Full access
Tijana Janjić, Lars Nerger, Alberta Albertella, Jens Schröter, and Sergey Skachko

Abstract

Ensemble Kalman filter methods are typically used in combination with one of two localization techniques. One technique is covariance localization, or direct forecast error localization, in which the ensemble-derived forecast error covariance matrix is Schur multiplied with a chosen correlation matrix. The second way of localization is by domain decomposition. Here, the assimilation is split into local domains in which the assimilation update is performed independently. Domain localization is frequently used in combination with filter algorithms that use the analysis error covariance matrix for the calculation of the gain like the ensemble transform Kalman filter (ETKF) and the singular evolutive interpolated Kalman filter (SEIK). However, since the local assimilations are performed independently, smoothness of the analysis fields across the subdomain boundaries becomes an issue of concern.

To address the problem of smoothness, an algorithm is introduced that uses domain localization in combination with a Schur product localization of the forecast error covariance matrix for each local subdomain. On a simple example, using the Lorenz-40 system, it is demonstrated that this modification can produce results comparable to those obtained with direct forecast error localization. In addition, these results are compared to the method that uses domain localization in combination with weighting of observations. In the simple example, the method using weighting of observations is less accurate than the new method, particularly if the observation errors are small.

Domain localization with weighting of observations is further examined in the case of assimilation of satellite data into the global finite-element ocean circulation model (FEOM) using the local SEIK filter. In this example, the use of observational weighting improves the accuracy of the analysis. In addition, depending on the correlation function used for weighting, the spectral properties of the solution can be improved.

Full access
Marc H. Taylor, Martin Losch, Manfred Wenzel, and Jens Schröter

Abstract

Empirical orthogonal function (EOF) analysis is commonly used in the climate sciences and elsewhere to describe, reconstruct, and predict highly dimensional data fields. When data contain a high percentage of missing values (i.e., gappy), alternate approaches must be used in order to correctly derive EOFs. The aims of this paper are to assess the accuracy of several EOF approaches in the reconstruction and prediction of gappy data fields, using the Galapagos Archipelago as a case study example. EOF approaches included least squares estimation via a covariance matrix decomposition [least squares EOF (LSEOF)], data interpolating empirical orthogonal functions (DINEOF), and a novel approach called recursively subtracted empirical orthogonal functions (RSEOF). Model-derived data of historical surface chlorophyll-a concentrations and sea surface temperature, combined with a mask of gaps from historical remote sensing estimates, allowed for the creation of true and observed fields by which to gauge the performance of EOF approaches. Only DINEOF and RSEOF were found to be appropriate for gappy data reconstruction and prediction.

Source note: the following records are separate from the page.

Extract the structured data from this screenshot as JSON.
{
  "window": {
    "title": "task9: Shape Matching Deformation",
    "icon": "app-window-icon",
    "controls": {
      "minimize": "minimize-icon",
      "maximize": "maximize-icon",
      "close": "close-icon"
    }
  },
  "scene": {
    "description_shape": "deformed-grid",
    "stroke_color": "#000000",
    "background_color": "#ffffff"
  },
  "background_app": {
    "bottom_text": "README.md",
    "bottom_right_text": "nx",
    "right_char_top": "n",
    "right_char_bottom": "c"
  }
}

DINEOF proved to be the superior approach in terms of accuracy, especially for noisy data with a high estimation error, although RSEOF may be preferred for larger data fields because of its relatively faster computation time.

Full access